What I can do later, I will …
Who doesn’t struggle with procrastination in some way? I am usually productive, but I get in moods of low energy where the tendency to postpone, put off or ignore tasks is huge. There are times when it’s easier to tell myself, “I will do it tomorrow” or “Starting now doesn’t make sense. I need a big block of time for this.” Or I’ll do a different task, such as clean out this closet or have a cup of coffee instead of sitting down to work at my laptop or picking up a paintbrush to start a new painting. I think to myself, I will look at my phone for a few minutes. Argh! Rabbit hole…
There are so many gurus’ tricks, videos and books published that seek to address humanity’s need to procrastinate. I don’t know if any method truly fixes the inclination to push back the timeline. In my opinion, the person needs to want to move ahead. But first, let’s look in the fridge.
Generally, I don’t “feel” like writing a blog post or putting items in my online shop. I feel like watching a video of someone exploding watermelon under a hydraulic press. I am not alone; most people don’t “feel” like doing whatever needs doing and will come up with a zillion distractions and make excuses to postpone, delay or duck dreaded tasks.
On top of this, add working for yourself. I am my own boss! Huzzah! But sometimes that means I can manipulate the boss. She believes me when I say looking up the Air Quality Data for the last ten years is important research. Further, I need to take care of her, don’t I? She’s working hard. She needs a nap, right?
Or I try to trick myself into producing, I make a deadline and don’t meet it. I drift off into a “research” time of scrolling and reading articles on the Internet. I make a To-do list on paper that ages under a pile of other papers, or a handy electronic list where I can move the deadlines instantly and easily (and infinitely.) Time for a snack, a walk or feeding the cats. It’s endless.
I am being honest. It’s tough. But the tortoise did get across the finish first, no?
Like the tortoise, I do work on dreaded projects a little bit at a time, slowly, with lots of procrastination and hurdles included. But despite the slowness and doodling about, I am here to announce that two projects recently reached the finish line. Yay!
Green Cottage Studios has a new website design. It’s where you are reading this blog. If you came in to the side directly to this post, take a look around. There are many more photos of recent work and a more visual look. The old site design was eight years old, so yes, it was time.
The other project was adding more recent works to my online shop. Visit it here. Despite my plodding ways, there are fresh paintings on the shop site. Yay!
So three cheers for the tortoise and good vibes to all my fellow procrastinators out there. I promise to keep up with the new site and shop. As with all things online, it will continue to evolve. But first, let’s clean out the garage, eh?
BONUS: The Creative Life: Unleashing the Power of Sensory Exploration!
The sound of a summer rain shower popping your umbrella. The bitter taste and slightly floral smell of hot green and lemon grass tea. And the visual delight of the orange sun filling the sky with pink before sinking below the trees.
Our vision, hearing, smell, taste and touch give us sensory experiences all the time but are we paying attention?

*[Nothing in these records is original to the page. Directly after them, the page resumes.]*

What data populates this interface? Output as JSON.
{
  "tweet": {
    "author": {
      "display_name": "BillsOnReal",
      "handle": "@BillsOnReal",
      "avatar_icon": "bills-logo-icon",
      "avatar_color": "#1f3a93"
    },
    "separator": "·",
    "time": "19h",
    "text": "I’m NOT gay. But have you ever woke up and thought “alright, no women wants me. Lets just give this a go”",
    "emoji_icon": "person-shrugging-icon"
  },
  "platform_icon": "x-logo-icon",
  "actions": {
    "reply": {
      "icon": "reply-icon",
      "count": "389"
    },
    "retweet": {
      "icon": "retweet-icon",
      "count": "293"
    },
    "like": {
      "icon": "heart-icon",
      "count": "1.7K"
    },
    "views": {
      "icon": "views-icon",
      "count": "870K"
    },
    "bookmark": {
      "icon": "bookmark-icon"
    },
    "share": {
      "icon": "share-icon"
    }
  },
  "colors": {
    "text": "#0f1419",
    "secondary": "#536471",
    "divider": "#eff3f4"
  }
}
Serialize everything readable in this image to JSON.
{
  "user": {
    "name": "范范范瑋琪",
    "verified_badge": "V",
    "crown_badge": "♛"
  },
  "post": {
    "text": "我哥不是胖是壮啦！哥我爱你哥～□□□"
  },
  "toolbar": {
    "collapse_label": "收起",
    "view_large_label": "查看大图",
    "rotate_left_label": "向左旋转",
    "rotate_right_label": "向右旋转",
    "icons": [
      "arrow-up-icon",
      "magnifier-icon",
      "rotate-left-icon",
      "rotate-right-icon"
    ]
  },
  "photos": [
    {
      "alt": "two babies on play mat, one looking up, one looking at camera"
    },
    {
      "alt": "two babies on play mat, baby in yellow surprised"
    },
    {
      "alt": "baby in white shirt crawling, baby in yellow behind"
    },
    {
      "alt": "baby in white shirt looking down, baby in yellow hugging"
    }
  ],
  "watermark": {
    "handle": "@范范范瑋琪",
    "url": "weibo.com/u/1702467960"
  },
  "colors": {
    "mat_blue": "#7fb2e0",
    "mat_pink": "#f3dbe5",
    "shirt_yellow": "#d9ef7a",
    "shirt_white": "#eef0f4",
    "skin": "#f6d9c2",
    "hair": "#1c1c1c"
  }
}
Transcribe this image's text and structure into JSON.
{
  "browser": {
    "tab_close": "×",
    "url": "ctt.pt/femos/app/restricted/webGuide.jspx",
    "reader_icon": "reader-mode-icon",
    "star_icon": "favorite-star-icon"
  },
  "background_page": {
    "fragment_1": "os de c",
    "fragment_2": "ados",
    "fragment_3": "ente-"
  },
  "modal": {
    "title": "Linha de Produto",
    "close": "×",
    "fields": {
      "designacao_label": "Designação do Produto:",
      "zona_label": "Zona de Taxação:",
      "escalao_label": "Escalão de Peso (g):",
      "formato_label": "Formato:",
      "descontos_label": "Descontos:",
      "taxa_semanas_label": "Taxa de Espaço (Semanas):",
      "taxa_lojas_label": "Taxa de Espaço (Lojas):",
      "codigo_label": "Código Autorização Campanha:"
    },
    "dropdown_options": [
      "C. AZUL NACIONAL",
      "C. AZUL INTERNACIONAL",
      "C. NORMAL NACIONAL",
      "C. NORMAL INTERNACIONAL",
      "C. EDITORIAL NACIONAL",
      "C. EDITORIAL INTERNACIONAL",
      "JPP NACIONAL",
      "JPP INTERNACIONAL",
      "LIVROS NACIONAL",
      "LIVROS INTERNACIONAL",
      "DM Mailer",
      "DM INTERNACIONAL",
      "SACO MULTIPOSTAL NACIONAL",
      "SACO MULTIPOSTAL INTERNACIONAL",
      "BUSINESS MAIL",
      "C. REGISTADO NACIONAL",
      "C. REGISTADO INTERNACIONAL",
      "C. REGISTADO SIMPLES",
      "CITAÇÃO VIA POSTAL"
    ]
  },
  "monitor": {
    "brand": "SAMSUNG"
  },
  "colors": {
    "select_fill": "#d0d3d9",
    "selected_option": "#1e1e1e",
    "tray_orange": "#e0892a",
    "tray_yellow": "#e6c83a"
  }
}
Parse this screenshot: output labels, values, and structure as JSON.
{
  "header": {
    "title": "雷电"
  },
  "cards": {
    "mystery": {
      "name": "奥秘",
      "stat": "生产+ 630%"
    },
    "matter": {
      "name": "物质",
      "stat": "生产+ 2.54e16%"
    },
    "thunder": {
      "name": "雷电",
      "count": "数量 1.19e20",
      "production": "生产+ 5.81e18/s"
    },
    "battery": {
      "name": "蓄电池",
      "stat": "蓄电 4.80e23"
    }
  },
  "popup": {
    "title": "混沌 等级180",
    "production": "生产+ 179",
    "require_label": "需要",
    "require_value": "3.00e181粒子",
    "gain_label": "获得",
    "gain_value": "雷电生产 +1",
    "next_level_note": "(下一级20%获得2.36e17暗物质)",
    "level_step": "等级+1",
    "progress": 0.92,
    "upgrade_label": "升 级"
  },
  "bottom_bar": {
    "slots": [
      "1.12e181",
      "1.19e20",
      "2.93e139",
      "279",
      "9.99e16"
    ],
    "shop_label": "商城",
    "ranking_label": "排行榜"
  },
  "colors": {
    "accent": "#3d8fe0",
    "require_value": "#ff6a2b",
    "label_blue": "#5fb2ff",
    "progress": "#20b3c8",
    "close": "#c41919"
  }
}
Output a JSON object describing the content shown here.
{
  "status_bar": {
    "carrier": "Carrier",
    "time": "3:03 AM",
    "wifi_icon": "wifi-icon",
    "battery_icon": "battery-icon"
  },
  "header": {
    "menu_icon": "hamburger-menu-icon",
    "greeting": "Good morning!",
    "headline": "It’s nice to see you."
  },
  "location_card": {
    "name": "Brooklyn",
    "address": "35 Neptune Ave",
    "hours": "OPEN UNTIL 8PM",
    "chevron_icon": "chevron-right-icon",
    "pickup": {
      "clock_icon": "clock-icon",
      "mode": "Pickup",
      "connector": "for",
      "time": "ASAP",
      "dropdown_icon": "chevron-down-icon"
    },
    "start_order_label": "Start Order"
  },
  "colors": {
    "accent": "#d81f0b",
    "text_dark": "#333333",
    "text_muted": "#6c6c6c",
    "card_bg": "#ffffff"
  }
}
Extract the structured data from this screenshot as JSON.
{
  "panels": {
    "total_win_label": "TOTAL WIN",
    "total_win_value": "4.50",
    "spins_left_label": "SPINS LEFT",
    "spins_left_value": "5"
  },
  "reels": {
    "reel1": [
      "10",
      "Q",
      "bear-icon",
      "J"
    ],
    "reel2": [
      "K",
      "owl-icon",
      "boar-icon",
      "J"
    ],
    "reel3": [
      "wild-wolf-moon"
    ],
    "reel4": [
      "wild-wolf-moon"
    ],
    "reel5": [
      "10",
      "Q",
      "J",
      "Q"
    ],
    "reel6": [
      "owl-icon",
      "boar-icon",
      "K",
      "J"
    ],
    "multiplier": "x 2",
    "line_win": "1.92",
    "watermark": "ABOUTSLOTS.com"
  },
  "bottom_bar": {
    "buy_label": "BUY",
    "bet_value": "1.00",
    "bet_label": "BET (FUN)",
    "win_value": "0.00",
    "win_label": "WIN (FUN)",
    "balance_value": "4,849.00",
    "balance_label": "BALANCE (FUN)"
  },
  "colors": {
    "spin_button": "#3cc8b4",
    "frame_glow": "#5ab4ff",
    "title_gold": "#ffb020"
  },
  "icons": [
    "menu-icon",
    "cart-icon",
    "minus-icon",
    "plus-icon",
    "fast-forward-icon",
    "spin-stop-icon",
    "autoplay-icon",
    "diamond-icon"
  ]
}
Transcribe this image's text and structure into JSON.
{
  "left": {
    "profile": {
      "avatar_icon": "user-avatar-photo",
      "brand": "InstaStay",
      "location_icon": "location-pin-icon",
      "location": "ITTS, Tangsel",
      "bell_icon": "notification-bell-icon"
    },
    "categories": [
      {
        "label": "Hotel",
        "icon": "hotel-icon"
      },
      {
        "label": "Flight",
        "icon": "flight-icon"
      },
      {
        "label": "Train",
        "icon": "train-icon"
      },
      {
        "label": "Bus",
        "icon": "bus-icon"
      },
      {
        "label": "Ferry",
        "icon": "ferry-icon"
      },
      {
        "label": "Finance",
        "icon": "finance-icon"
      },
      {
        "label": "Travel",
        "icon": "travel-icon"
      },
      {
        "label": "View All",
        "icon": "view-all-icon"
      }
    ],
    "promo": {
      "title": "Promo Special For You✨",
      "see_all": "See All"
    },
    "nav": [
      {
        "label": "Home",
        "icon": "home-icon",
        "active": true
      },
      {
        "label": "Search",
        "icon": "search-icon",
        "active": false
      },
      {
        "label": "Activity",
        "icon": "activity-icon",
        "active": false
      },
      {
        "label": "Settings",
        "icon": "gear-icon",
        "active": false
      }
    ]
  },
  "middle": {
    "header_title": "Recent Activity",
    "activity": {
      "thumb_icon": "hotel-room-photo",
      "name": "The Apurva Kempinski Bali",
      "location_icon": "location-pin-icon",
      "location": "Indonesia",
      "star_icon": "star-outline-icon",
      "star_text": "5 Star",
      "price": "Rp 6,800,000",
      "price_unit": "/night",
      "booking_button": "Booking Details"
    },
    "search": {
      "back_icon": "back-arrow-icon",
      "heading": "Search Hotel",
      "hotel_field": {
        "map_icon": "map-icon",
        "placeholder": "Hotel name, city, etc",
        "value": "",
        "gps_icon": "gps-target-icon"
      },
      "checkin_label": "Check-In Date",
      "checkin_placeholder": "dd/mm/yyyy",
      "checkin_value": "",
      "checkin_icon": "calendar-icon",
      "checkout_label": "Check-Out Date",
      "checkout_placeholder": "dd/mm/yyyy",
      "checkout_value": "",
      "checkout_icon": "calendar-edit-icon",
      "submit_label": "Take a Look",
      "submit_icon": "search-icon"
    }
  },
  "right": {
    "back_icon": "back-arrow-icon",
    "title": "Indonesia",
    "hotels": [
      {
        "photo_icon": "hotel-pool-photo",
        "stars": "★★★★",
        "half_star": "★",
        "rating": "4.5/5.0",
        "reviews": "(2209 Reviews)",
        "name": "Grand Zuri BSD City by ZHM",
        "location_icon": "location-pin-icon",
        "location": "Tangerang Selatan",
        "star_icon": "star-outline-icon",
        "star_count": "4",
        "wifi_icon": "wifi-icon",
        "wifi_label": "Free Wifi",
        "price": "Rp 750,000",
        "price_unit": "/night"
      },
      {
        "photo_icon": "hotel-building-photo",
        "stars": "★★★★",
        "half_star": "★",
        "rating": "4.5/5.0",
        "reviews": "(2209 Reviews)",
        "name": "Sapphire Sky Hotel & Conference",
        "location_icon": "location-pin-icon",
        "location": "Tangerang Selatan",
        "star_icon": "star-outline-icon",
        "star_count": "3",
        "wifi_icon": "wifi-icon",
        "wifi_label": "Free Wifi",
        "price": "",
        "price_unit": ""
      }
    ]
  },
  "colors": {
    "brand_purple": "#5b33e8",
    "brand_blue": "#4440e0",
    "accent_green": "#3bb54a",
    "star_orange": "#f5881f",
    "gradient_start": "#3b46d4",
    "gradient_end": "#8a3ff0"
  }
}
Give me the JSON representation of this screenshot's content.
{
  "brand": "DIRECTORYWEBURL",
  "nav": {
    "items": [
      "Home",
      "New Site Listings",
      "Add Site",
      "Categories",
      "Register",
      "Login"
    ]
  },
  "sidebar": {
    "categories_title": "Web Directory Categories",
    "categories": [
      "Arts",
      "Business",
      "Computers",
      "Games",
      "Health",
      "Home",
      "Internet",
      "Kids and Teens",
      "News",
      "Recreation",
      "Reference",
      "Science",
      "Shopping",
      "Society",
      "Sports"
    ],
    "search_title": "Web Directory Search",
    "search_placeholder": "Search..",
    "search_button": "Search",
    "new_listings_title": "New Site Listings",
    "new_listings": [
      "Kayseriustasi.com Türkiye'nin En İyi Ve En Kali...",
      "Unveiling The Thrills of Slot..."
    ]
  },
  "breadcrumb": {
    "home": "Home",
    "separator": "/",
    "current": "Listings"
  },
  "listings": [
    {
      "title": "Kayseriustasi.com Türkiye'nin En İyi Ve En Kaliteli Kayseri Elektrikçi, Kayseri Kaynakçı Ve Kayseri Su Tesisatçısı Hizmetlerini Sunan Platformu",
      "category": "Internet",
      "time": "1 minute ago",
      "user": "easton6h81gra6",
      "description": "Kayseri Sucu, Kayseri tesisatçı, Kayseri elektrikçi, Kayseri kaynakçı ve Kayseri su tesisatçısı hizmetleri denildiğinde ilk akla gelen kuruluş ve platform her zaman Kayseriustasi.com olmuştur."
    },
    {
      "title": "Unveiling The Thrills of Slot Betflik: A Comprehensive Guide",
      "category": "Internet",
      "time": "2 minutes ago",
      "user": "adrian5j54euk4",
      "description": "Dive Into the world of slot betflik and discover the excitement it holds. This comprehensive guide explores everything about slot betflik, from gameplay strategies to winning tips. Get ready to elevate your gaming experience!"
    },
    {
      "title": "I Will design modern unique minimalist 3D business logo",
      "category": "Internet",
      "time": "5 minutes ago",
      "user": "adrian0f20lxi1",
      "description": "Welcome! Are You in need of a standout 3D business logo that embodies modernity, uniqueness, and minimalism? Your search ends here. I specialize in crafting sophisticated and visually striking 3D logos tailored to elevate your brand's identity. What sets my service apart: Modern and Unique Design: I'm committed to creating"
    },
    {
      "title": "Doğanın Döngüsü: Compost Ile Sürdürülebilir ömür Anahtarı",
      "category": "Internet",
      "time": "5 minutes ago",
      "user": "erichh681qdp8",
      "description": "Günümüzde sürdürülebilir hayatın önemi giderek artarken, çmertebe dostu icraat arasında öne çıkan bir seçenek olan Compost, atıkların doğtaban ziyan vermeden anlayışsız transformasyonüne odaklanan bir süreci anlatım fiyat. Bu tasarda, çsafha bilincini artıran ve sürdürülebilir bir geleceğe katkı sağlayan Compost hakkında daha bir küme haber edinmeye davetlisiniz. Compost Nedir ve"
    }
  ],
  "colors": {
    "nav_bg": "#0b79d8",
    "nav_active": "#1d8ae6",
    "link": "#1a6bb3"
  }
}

I am listening to a fascinating audio book by best-selling author and podcaster Gretchen Rubin, titled, “Life in Five Senses: How Exploring the Senses Got Me Out of My Head and into the World.” It’s thought provoking when you consider how much of life just speeds by us and we don’t take it in. She also includes the research on the senses, so you understand more about your phsyiology. Of course she points out that people are individuals, so some people are “super tasters” while others simply “tasters” and so on.
In the section on vision, Rubin talks about color and how we can “tune in” to a specific color by making a game to hunt for it. She starts collecting objects in “scarlet” and displaying in her home, and the challenge opens up a whole new way of seeing for her.
I am usually tuned into noticing the visual aspect of the environment around me. But her thoughts and exercises got me trying to notice even more about the world. Going outdoors even in my own garden, I noticed the ant hills on the patio or the shape and color of leaves in the planting beds. Walking in the mall, I stop to admire patterns in a tablescape, or the color combinations in the fashion displays. If you wake up and notice, there are tons of visual delights to see and savor!
Her audio book comes with a list of activities to try and I plan to try some of them this summer. Yet, the best advice is this from her bullet list, “Let your mind off the leash. Give yourself the opportunity to wander around without trying to direct your thoughts.”
Isn’t that what the creative life is all about?